“Those early fixtures had both gas and electric,” said McDonald, who led the award-winning renovation of the state Capitol in Helena in the late 1990s. “Some people had gas, some people had electric so they made these fixtures for both. As they changed (power sources) they could be changed.”
Filicetti pointed out the intricate floral leaf pattern on the brass metal work of the twin chandelier. It would be very difficult to replicate, he said.
An undated photo from the University of Montana’s Mansfield Library Archives shows where the missing chandelier used to hang. You can also see a pair of desktop lights on each end of the judge’s stand. Those “torchiers” – floor lamps with bulbs inside reflecting globes that direct the light upward – are also on the lam and would be nice to have back. But to the county and its architects, the decorative chandelier would be the big prize.
• Filicetti said the chandelier measures 8 to 10 inches tall and is 40 inches in diameter. Its 10 arms are two more than a similar, less-ornate light that hangs outside the courtroom.
• There were two Missoula County district judges in the early 1960s – E. Gardner Brownlee and Emmett Glore. Both were elected to terms that began in 1959. Glore served until 1971, Brownlee through 1978. A third department was added in 1963 and Jack L. Green came on board and stayed until 1992. All three men have passed away, Brownlee most recently in 2009.
• If the electrical work was done by a local company, the unknown judge had four to choose from 50 years ago. The 1962 Polk’s Missoula City Directory lists two on the south side of the river, City Electric on West Kent Avenue and Walford Electric Co. on South Higgins Avenue. On the north side were Western Montana Electric Lighting on West Front Street and The Electrical Shop on West Railroad Street.

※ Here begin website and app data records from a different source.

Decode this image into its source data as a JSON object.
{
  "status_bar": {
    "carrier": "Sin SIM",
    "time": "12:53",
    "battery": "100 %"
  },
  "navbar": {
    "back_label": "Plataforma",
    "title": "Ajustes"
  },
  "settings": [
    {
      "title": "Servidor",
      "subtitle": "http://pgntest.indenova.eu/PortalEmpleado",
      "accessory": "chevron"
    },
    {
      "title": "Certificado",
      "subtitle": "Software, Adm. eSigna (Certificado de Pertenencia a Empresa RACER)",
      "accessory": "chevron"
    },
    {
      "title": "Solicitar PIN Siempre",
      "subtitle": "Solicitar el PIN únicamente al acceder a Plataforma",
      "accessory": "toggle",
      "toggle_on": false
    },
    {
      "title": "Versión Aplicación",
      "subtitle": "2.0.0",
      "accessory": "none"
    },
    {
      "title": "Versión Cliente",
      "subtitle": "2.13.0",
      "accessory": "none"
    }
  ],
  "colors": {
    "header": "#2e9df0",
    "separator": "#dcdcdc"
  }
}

Czorny said he understands that if the electrical work was done in exchange for the chandelier, it was a value-for-value trade. If required, the county would be willing to negotiate a fair-market purchase price for the chandelier, dependent on its current condition. Or, better yet, it would gladly accept the lamp as a “charitable contribution” that could qualify as a tax deduction.
“We are hopeful that whoever has the fixture may be moved out of a sense of civic pride and with the knowledge that the courthouse needs the light fixture to complete the restoration of the historic courtroom and donate it back to the county,” Czorny said.